How did you and your relatives get along this Christmas? If you were a little relieved to get back to your own house and your own bed, it might be instructive to consider on this Feast of the Holy Family that no family in first-century Palestine lived on their own in a separate dwelling. For purposes of safety and resources and tribal connections, everyone lived in multi-generational family homes.
Um-hmm. So, there was no happy waving from the car as families took their leave until getting together again during summer vacation. After festive dinners everyone retreated―well, nowhere. There was no place to go, and those who had the least private space were considered the most blessed, because that meant they had the most family members.
It seems to me that kids today grow up supporting and encouraging each other instead of competing for mom and dad’s limited attention. The teenagers I know are proud of their siblings and consider them their best friends. A friend of mine says she can’t figure out why her kids love spending so much time together. At their ages, she and her sister had stopped speaking, and all the years haven’t changed that.
I was recently with a 23-year-old brother whose 25-year-old sister had just had her first baby. He couldn’t stop showing me pictures on his phone. At least half of the pictures are of the new baby with her adoring young uncles and aunts, who have loved their sister passionately all their lives, and now are thrilled to love their new niece within an inch of her life.
There are holy families all around us. It’s never too late to have one yourself.

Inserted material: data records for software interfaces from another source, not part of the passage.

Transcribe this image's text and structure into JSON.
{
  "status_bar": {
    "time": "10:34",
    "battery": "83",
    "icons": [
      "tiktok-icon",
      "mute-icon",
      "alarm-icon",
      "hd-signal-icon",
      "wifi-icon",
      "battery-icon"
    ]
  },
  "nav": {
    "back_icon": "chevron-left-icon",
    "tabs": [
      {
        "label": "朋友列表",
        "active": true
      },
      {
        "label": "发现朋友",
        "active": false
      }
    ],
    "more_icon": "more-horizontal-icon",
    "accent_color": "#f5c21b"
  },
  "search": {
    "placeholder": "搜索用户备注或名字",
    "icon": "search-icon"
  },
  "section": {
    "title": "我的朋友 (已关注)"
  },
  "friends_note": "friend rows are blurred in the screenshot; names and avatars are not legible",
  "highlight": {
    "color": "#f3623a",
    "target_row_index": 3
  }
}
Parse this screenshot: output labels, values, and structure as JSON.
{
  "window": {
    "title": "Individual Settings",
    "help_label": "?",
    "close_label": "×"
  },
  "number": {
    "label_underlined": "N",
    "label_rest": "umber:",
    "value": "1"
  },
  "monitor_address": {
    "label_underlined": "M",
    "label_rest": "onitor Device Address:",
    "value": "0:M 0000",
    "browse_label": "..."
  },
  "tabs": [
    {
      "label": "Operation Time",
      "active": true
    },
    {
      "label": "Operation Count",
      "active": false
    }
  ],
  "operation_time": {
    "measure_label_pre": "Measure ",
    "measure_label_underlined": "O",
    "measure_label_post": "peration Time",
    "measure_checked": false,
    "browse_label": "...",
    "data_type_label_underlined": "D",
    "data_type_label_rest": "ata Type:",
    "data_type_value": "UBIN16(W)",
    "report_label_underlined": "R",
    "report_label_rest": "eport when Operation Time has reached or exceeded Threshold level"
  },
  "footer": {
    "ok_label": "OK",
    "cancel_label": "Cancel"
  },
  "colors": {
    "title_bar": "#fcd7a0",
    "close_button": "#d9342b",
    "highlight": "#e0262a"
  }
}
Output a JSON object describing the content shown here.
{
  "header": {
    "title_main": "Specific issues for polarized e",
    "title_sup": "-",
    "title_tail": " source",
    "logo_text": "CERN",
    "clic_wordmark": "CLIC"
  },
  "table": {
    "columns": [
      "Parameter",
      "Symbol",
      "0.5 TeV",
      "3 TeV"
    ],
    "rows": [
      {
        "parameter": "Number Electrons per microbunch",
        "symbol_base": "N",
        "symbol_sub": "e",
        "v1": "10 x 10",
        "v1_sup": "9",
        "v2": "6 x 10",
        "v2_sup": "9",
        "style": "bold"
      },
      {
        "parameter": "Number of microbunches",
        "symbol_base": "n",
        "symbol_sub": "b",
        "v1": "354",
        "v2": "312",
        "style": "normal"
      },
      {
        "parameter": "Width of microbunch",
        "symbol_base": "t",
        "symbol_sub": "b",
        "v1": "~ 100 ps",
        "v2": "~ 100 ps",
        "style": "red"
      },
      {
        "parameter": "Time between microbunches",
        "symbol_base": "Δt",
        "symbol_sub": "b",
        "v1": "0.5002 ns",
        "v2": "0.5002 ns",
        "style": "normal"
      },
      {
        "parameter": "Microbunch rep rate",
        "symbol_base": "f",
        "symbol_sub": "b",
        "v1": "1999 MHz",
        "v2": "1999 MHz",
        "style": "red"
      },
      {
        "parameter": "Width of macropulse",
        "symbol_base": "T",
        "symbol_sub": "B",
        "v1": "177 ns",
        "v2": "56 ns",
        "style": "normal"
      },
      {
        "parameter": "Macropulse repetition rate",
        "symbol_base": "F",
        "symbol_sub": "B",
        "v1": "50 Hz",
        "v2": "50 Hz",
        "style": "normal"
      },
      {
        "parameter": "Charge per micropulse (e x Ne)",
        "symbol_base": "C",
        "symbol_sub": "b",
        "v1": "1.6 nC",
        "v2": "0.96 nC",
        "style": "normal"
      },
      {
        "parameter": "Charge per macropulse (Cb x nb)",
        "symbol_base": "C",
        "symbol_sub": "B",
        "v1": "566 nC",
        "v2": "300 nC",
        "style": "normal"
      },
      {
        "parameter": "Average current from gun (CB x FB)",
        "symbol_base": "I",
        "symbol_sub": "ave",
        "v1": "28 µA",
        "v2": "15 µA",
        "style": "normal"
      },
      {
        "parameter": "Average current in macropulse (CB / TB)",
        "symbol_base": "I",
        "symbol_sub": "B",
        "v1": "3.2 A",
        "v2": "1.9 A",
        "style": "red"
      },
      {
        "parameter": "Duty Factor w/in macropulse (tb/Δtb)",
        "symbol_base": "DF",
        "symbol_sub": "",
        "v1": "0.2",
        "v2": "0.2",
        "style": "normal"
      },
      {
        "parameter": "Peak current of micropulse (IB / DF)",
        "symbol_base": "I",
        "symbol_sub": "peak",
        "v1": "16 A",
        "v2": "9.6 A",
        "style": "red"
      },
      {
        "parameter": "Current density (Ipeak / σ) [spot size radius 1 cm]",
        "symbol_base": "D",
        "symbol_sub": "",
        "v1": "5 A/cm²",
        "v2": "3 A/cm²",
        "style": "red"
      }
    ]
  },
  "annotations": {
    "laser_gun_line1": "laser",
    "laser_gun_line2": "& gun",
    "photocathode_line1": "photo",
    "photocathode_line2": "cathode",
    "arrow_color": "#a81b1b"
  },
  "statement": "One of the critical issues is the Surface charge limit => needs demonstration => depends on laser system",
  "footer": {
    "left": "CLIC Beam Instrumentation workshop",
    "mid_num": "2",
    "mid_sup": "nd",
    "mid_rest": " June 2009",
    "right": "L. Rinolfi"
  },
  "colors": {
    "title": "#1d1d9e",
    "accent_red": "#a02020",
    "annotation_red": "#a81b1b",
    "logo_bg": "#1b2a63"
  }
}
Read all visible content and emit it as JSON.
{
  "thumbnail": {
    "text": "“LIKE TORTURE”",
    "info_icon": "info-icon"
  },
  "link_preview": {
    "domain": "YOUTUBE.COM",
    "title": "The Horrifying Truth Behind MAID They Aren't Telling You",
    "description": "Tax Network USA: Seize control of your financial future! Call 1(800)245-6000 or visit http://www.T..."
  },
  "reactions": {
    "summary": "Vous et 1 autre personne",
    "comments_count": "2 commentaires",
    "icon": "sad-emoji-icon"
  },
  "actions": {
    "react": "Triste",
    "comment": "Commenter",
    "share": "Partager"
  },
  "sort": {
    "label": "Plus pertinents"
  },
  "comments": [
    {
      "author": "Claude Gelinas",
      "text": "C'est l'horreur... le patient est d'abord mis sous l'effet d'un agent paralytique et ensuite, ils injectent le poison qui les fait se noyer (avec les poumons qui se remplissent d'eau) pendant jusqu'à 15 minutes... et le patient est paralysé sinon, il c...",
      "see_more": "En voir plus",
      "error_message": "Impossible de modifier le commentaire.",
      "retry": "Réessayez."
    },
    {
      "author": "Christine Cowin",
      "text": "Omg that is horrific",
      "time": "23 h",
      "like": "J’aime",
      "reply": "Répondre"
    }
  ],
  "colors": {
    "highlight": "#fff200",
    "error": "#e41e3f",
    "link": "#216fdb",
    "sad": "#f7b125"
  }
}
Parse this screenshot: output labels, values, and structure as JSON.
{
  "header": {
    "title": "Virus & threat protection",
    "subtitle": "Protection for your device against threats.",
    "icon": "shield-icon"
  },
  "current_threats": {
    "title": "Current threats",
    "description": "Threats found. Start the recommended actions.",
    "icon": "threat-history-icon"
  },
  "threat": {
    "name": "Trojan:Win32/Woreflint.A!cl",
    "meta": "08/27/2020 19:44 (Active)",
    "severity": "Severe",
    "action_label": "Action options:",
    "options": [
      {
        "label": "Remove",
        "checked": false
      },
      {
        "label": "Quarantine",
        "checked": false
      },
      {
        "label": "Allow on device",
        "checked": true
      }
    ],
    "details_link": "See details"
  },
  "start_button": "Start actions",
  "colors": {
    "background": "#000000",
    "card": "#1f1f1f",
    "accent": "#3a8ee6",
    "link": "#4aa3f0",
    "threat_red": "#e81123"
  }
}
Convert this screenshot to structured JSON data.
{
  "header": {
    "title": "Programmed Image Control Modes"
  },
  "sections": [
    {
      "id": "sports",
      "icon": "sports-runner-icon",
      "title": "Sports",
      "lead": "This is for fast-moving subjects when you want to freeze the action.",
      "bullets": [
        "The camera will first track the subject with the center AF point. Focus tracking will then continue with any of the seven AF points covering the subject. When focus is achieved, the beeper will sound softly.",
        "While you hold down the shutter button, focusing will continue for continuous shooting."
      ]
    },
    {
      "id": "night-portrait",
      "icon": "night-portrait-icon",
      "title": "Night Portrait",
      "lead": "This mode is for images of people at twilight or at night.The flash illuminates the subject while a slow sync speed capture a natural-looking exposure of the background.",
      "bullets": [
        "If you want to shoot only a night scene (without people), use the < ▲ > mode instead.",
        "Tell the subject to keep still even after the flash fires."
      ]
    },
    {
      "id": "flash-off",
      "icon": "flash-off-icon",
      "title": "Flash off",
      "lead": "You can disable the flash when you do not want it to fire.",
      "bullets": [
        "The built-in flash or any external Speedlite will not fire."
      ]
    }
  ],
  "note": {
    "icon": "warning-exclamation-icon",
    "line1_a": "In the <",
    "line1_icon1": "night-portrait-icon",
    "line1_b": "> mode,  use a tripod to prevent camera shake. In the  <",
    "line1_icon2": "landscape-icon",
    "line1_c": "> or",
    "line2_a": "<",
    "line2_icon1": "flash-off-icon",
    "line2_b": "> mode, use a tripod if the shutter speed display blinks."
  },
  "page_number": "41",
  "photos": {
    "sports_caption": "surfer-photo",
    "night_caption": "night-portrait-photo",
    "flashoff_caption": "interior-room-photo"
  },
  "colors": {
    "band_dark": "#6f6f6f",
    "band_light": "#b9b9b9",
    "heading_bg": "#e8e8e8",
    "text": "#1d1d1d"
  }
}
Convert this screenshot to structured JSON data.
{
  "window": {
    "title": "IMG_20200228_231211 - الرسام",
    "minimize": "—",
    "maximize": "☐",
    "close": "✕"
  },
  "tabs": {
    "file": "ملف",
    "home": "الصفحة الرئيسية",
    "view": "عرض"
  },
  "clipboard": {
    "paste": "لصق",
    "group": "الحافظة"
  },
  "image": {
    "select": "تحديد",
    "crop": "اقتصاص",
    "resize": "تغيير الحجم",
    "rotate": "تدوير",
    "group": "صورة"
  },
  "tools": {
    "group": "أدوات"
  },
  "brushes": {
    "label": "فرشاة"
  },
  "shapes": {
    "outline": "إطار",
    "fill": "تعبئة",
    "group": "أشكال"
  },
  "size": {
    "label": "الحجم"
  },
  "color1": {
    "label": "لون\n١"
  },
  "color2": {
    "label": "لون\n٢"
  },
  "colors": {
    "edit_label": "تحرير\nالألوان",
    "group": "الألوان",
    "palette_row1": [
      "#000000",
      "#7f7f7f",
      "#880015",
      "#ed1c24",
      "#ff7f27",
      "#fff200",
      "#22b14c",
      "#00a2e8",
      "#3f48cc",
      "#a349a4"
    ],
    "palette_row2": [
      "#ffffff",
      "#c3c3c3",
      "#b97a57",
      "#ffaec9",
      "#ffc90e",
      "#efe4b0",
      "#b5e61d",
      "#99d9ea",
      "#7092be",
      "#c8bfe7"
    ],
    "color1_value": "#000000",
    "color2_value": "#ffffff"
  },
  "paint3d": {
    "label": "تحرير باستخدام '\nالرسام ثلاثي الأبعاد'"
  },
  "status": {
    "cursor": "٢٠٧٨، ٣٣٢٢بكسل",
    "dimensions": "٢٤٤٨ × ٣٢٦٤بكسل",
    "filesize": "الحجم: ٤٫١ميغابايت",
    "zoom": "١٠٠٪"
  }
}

How will you consciously act to forge stronger bonds with your family?
Kathy McGovern ©2017